Five Fine Wine Regions in Spain

You won't find it difficult to eat well on your Spanish holiday. Neither will locating fine wine be a problem. Particularly if you're savouring a vintage from one of the following wine regions.


 San Vicente de la Sonsierra vineyard - La Rioja

Arguably the grandaddy of the Spanish wine world, Rioja enjoys a reputation that puts it at the top of most wine critics' to-quaff list. And it's as popular with Joe Public as purists, selling over 350 million bottles a year. Predominately a red-wine-producing region, it does also produce some white and rosé varieties. 

You'll find La Rioja, the autonomous province from which the area takes its name, in the north of Spain. Head to pedestrianized Calle Laurel in the capital Logroño. Where you'll be able to reduce any potential hangover by accompanying glasses of wine with pintxos, northern Spain's version of tapas.

Ribera del Duero

Ribera del Duero vineyard

If you like your wine with a sophisticated finish, Spain's second wine region Ribera del Duero is worth a visit. The region's distinctive taste comes about with temperature. During the summer vines can get as hot as 38ºC but drop sharply at night, resulting in an intricate aroma.

The Ribera del Duero's also where you'll discover Spain's most stunningly-set vineyards. Located up to over 850 metres above sea level, they flank the banks of the River Duero. Clinging to limestone cliffs, they include Vega Sicilia, one of Spain's most famous vineyards, founded in 1864 by a Spanish landowner who'd studied vinification in France's Bordeaux.


Vineyards of Penedes. Catalunya

Cava is Spain's champagne and the Catalan region of Penedés one of the country's biggest producers. But they don't only do the bubbly stuff in one of Spain's oldest winemarking areas, also making reds which they age in oak casks for added character. The sunny Mediterranean climate makes for a wine route that's a joy to follow.

A highlight of your tour will be a stop at Vilafranca del Penedès, the capital of the Alt Penedès region. Situated between Barcelona and Tarragona, it hosts regular gastronomic fairs and markets. There's also a wine museum for you to visit.


Jerez de la Frontera - the making of sherry wine

Everybody who's anybody has signed a cask in one of Jerez de la Frontera's famous bodegas. Although they had to put a glass covering over the one autographed by fascist dicator Francisco Franco. As the spit from the traditionally left-wing locals started to rot the wood.

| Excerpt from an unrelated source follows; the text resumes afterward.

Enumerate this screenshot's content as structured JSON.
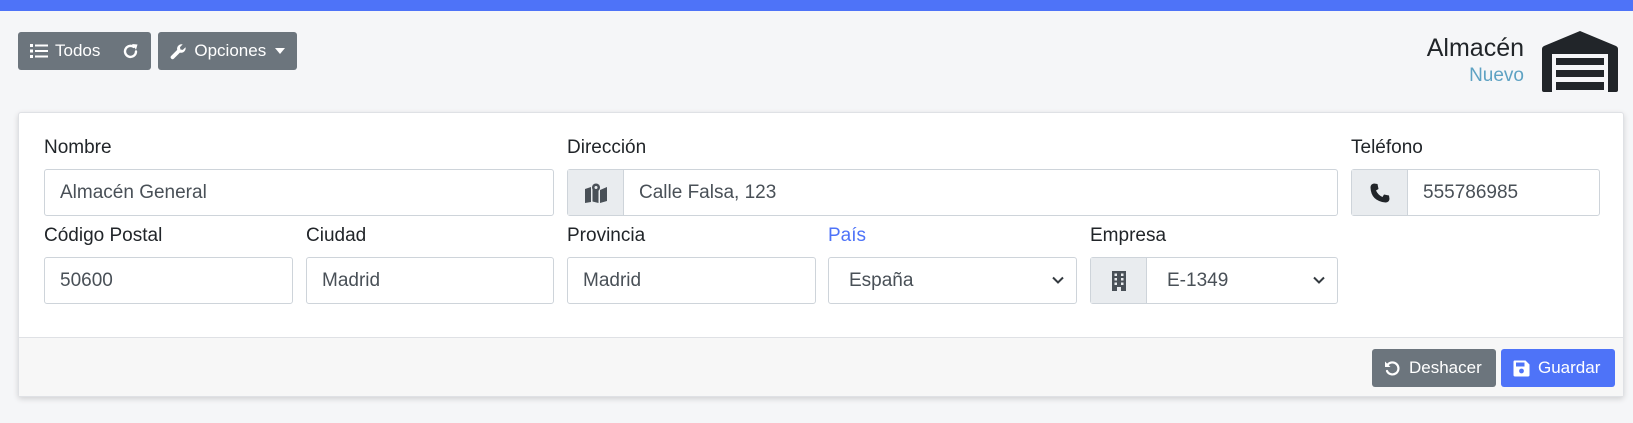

Sherry is this municipality's most famous export. Although these Andalucians seem to enjoy a tipple too, if the usual mid-afternoon transformation of Jerez into ghost town is anything to go by. Where has everybody gone? Why, they're enjoying a sherry-induced siesta.

La Geria

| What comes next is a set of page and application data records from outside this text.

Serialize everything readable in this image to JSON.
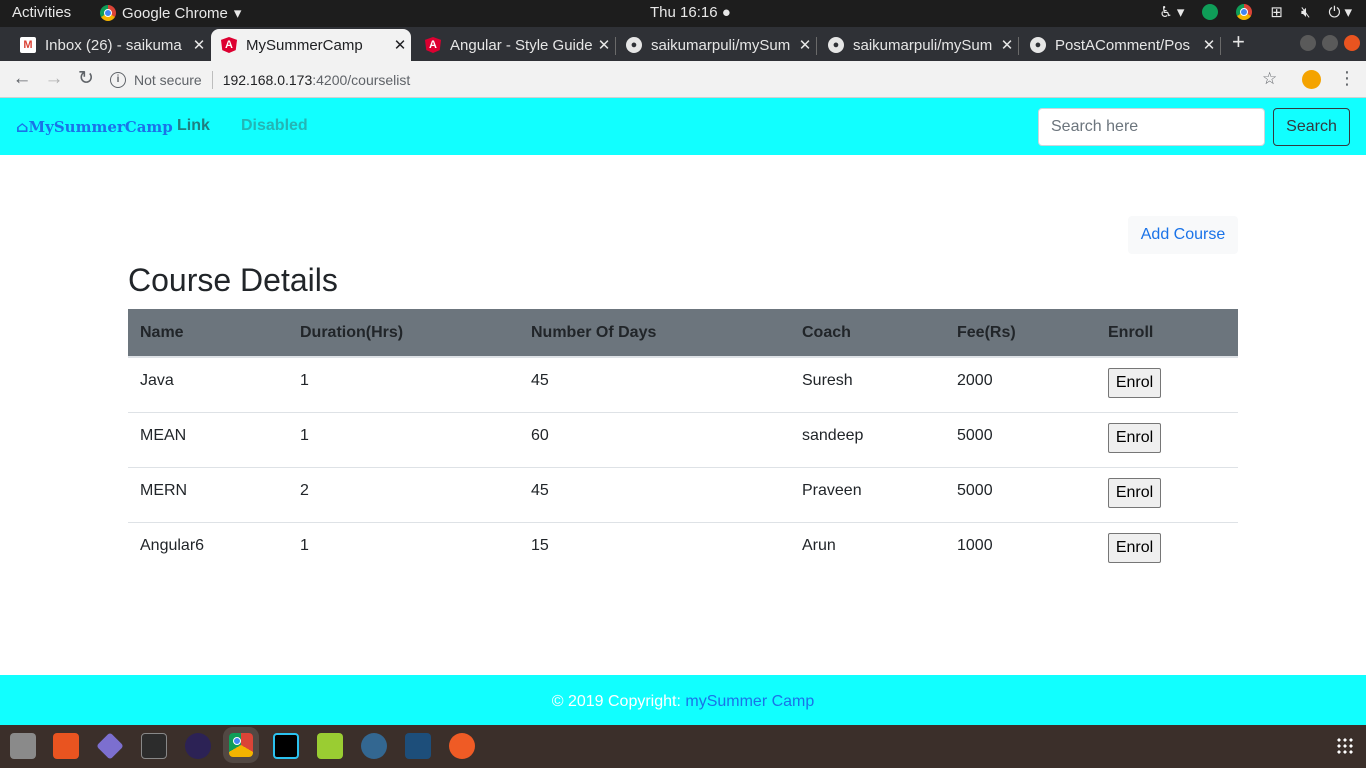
{
  "system": {
    "activities": "Activities",
    "app_name": "Google Chrome",
    "clock": "Thu 16:16"
  },
  "tabs": [
    {
      "title": "Inbox (26) - saikuma",
      "icon": "gmail-icon",
      "color": "#db4437"
    },
    {
      "title": "MySummerCamp",
      "icon": "angular-icon",
      "color": "#dd0031",
      "active": true
    },
    {
      "title": "Angular - Style Guide",
      "icon": "angular-icon",
      "color": "#dd0031"
    },
    {
      "title": "saikumarpuli/mySum",
      "icon": "github-icon",
      "color": "#24292e"
    },
    {
      "title": "saikumarpuli/mySum",
      "icon": "github-icon",
      "color": "#24292e"
    },
    {
      "title": "PostAComment/Pos",
      "icon": "github-icon",
      "color": "#24292e"
    }
  ],
  "address": {
    "security": "Not secure",
    "host": "192.168.0.173",
    "path": ":4200/courselist"
  },
  "navbar": {
    "brand": "MySummerCamp",
    "link": "Link",
    "disabled": "Disabled",
    "search_placeholder": "Search here",
    "search_button": "Search"
  },
  "main": {
    "add_course": "Add Course",
    "title": "Course Details",
    "columns": [
      "Name",
      "Duration(Hrs)",
      "Number Of Days",
      "Coach",
      "Fee(Rs)",
      "Enroll"
    ],
    "enrol_label": "Enrol",
    "rows": [
      {
        "name": "Java",
        "duration": "1",
        "days": "45",
        "coach": "Suresh",
        "fee": "2000"
      },
      {
        "name": "MEAN",
        "duration": "1",
        "days": "60",
        "coach": "sandeep",
        "fee": "5000"
      },
      {
        "name": "MERN",
        "duration": "2",
        "days": "45",
        "coach": "Praveen",
        "fee": "5000"
      },
      {
        "name": "Angular6",
        "duration": "1",
        "days": "15",
        "coach": "Arun",
        "fee": "1000"
      }
    ]
  },
  "footer": {
    "copyright": "© 2019 Copyright:",
    "link": "mySummer Camp"
  },
  "colors": {
    "navbar_bg": "#11ffff",
    "link_active": "#1a73e8",
    "link_muted": "#24b5b5",
    "table_header": "#6c757d"
  },
  "dock": [
    "files-icon",
    "software-icon",
    "app-icon",
    "terminal-icon",
    "eclipse-icon",
    "chrome-icon",
    "webstorm-icon",
    "image-viewer-icon",
    "pgadmin-icon",
    "mysql-workbench-icon",
    "postman-icon"
  ]
}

Lanzarote - La Geria vineyard

A 20-minute drive from Arrecife airport and you're in the heart of Lanzarote's main wine-producing are, La Geria. Visit the museum at El Grifo, one of the oldest in Spain. Established as it was, back in 1775.

La Geria's not your average wine region. Vines are planted inside holes excavated from the island's volcanic rock. These holes are then topped up with picon, volcanic ash, which retains morning dew and preserves surprisingly spongy soil.